Best of 2021: Glorious gold for Team Canada in women’s soccer

Our Best of 2021 series recaps the incredible performances by Canadian athletes over the past year. Check out the full list here.

The women’s national soccer team had made it abundantly clear.

Their goal heading into Tokyo 2020 was to change the colour of the medal. Following back-to-back bronzes at London 2012 and Rio 2016, the third step of the podium was not enough. This team believed they could play in the gold medal game despite being ranked eighth in the world at the start of the Olympic tournament.

It was approaching midnight in Tokyo, mid-morning in Toronto, and breakfast time in Vancouver on August 6 when Julia Grosso sent the nation into celebration. The 20-year-old had just scored the golden goal for Canada, giving her team the victory in penalty kicks against Sweden.  

The impact of the win will likely be felt for decades as soccer’s next generation of stars will take inspiration from the heroic performance. But for now, we’ll continue to relish in the victory.

Here’s a look back at how Canada’s women’s soccer team went to the top at Tokyo 2020:

Christine Sinclair scores goal
Canada’s Christine Sinclair (12) scores a goal against Japan at the 2020 Summer Olympics, Wednesday, July 21, 2021, in Sapporo, Japan. (AP Photo/Silvia Izquierdo)

In her 300th game for Canada, Christine Sinclair scored in just the sixth minute of play in a 1-1 draw against host Japan. Goaltender Stephanie Labbé made a key save on a penalty kick to preserve Canada’s 1-0 lead, before Japan responded in the 84th minute with an equalizer.

READ: Team Canada draws 1-1 with Japan in women’s soccer opener

Canada got their first win of the tournament thanks to the foot of forward Janine Beckie, who netted both goals in a 2-1 victory over 37th-ranked Chile, playing in their first Olympic Games.

READ: Beckie’s brace lifts Canada to first women’s soccer win
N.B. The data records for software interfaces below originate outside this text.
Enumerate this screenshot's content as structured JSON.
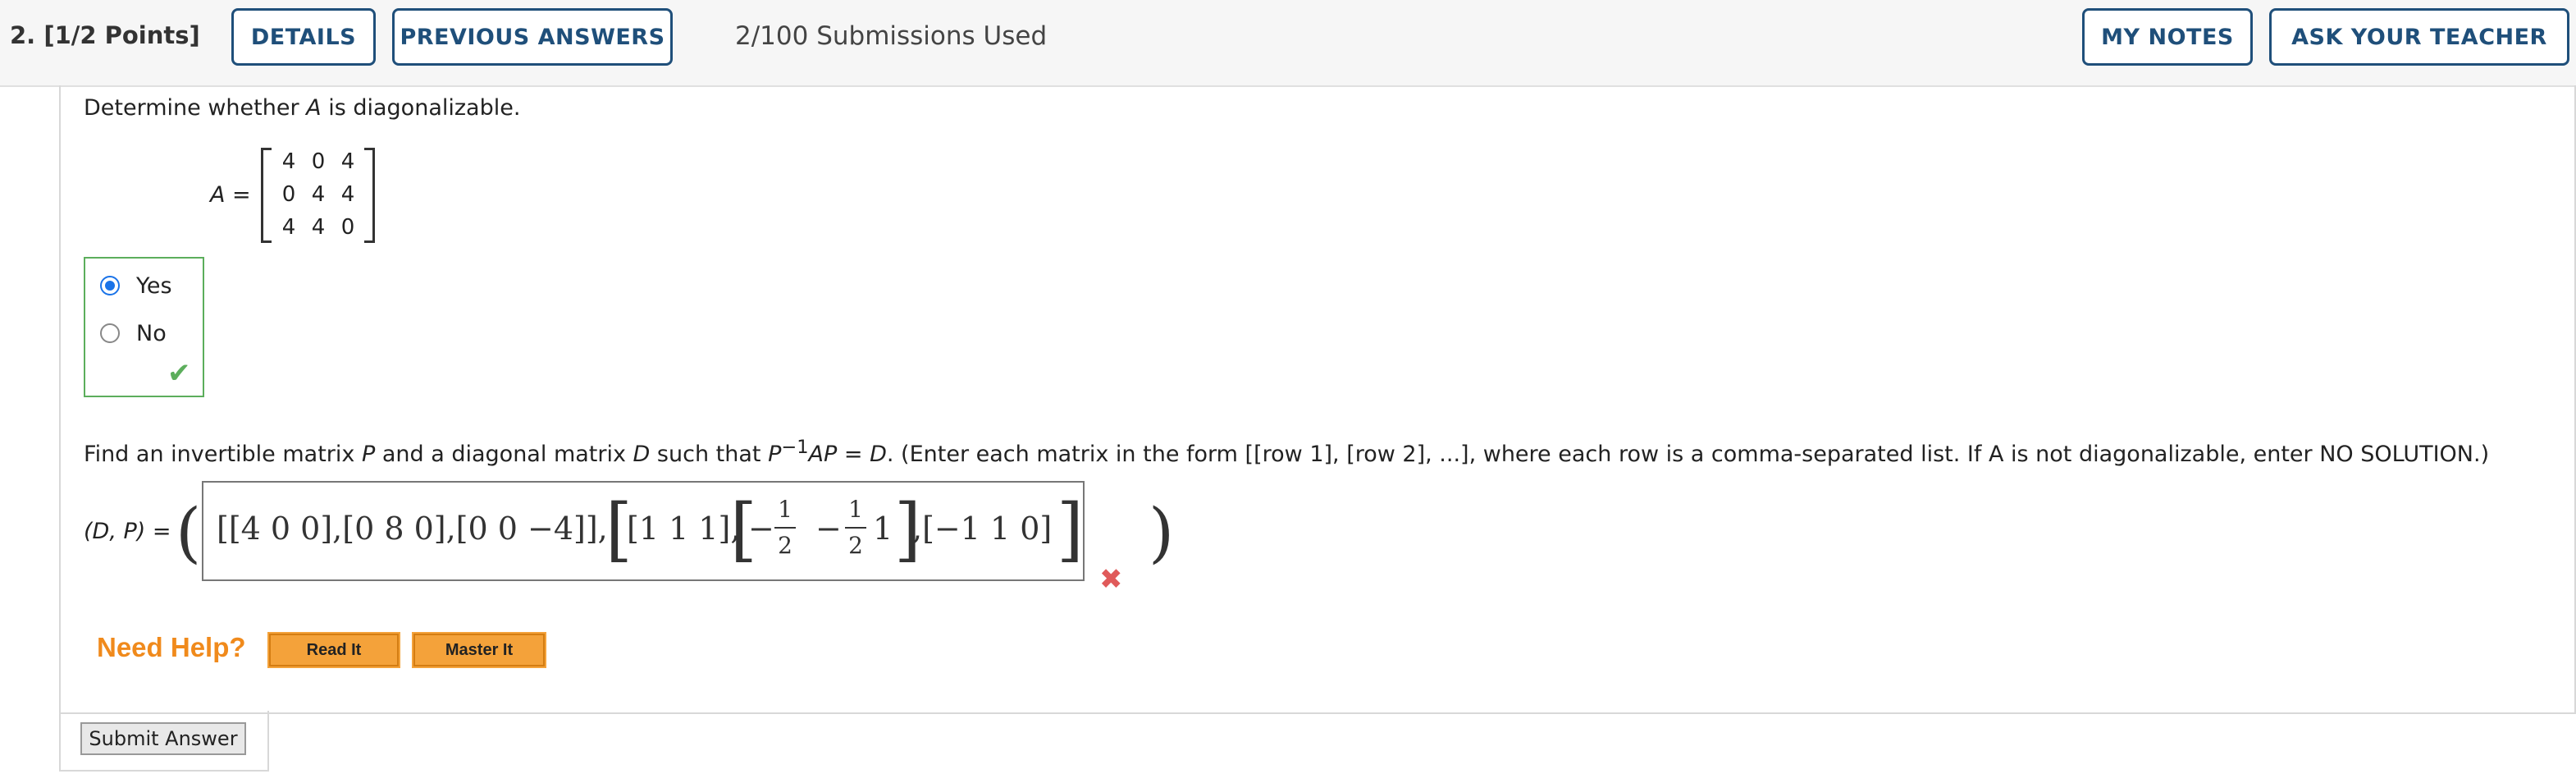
{
  "header": {
    "question_number": "2.",
    "points": "[1/2 Points]",
    "details_label": "DETAILS",
    "previous_answers_label": "PREVIOUS ANSWERS",
    "submissions": "2/100 Submissions Used",
    "my_notes_label": "MY NOTES",
    "ask_teacher_label": "ASK YOUR TEACHER"
  },
  "question": {
    "prompt_prefix": "Determine whether ",
    "prompt_var": "A",
    "prompt_suffix": " is diagonalizable.",
    "matrix_label": "A =",
    "matrix": [
      [
        "4",
        "0",
        "4"
      ],
      [
        "0",
        "4",
        "4"
      ],
      [
        "4",
        "4",
        "0"
      ]
    ],
    "choices": [
      {
        "label": "Yes",
        "selected": true
      },
      {
        "label": "No",
        "selected": false
      }
    ],
    "choice_result": "correct",
    "part2_prefix": "Find an invertible matrix ",
    "part2_P": "P",
    "part2_mid1": " and a diagonal matrix ",
    "part2_D": "D",
    "part2_mid2": " such that ",
    "part2_eq_P": "P",
    "part2_eq_exp": "−1",
    "part2_eq_rest": "AP",
    "part2_eq_eq": " = ",
    "part2_eq_D": "D",
    "part2_instructions": ". (Enter each matrix in the form [[row 1], [row 2], ...], where each row is a comma-separated list. If A is not diagonalizable, enter NO SOLUTION.)",
    "answer_label": "(D, P) =",
    "answer_D": "[[4 0 0],[0 8 0],[0 0 −4]],",
    "answer_P_first": "[1 1 1],",
    "answer_P_frac_sign": "−",
    "answer_P_frac_num": "1",
    "answer_P_frac_den": "2",
    "answer_P_minus": "−",
    "answer_P_frac2_num": "1",
    "answer_P_frac2_den": "2",
    "answer_P_one": "1",
    "answer_P_last": ",[−1 1 0]",
    "answer_result": "incorrect"
  },
  "help": {
    "label": "Need Help?",
    "read_it": "Read It",
    "master_it": "Master It"
  },
  "submit_label": "Submit Answer"
}
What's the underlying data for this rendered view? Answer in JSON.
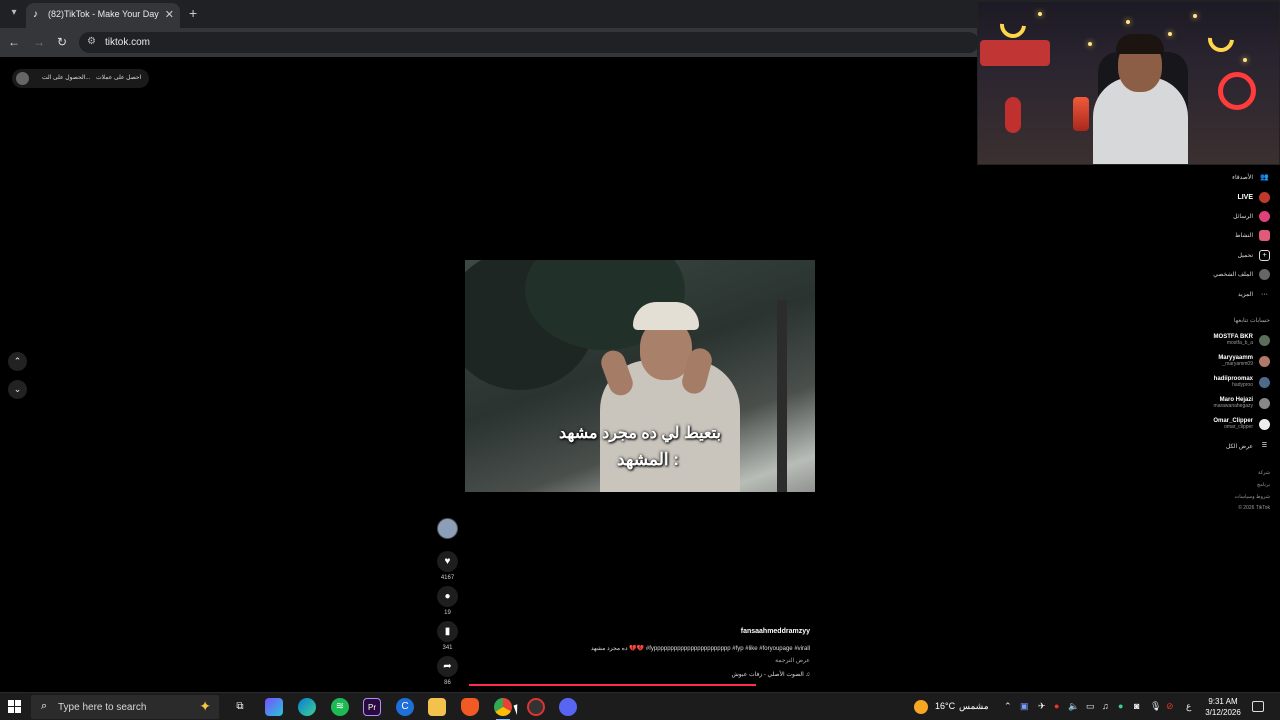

Canada’s Adriana Leon, left, celebrates with teammate Sophie Schmidt after scoring her side’s opening goal against Great Britain during a women’s soccer match at the 2020 Summer Olympics, Tuesday, July 27, 2021, in Kashima, Japan. (AP Photo/Fernando Vergara)

While some of the veterans were rested, Canada came away with a 1-1 draw against Great Britain to advance the quarterfinals. Adriana Leon provided Canada’s goal in the 55th minute.

READ: Canada heads to soccer quarterfinals after Great Britain draw

In a rematch of the Rio 2016 bronze medal game; Brazil was out for revenge. After the match ended in a scoreless draw, Labbé saved the day in the penalty shootout, making critical stops on the fourth and fifth kicks to give Canada the dramatic win.

READ: Labbé saves the day, Canada heads to soccer semifinals

In the semifinal, it was time for Canada to get some revenge for a heartbreaking loss at London 2012 as they beat the number one ranked United States, 1-0. The lone goal came off a penalty kick courtesy of Jessie Fleming, as Canada got its first win over the U.S. in a senior international match since 2001.

READ: Team Canada to play for soccer gold after upset over top-ranked USA

READ: Sinclair’s lifelong work brings Team Canada to brink of history

Canada’s Julia Grosso scores the winning goal defeating Sweden in a penalty shootout during the women’s final soccer match at the 2020 Summer Olympics, Friday, Aug. 6, 2021, in Yokohama, Japan. (AP Photo/Andre Penner)

After the gold medal game against Sweden ended 1-1 through regulation and extra time, it was time for another high pressure penalty shootout. It came down to Julia Grosso to provide an iconic Olympic moment as her goal ended the shootout 3-2 in Canada’s favour.

READ: Team Canada claims first ever gold medal in women’s soccer

READ: Golden generation lifts iconic Sinclair to the Olympic pinnacle

At age 38, Sinclair was one of three players on the team who now owned three Olympic medals. Eleven players earned their second. One of those is midfielder Quinn, who became the first openly transgender and non-binary athlete in any sport to ever win an Olympic medal.

It’s possible that the best is still yet to come for Canada. Ten players who took gold in Tokyo won’t even be 30 by the time Paris 2024 rolls around. In the meantime, we’ll just keep on reliving this gold medal moment over and over and over and over…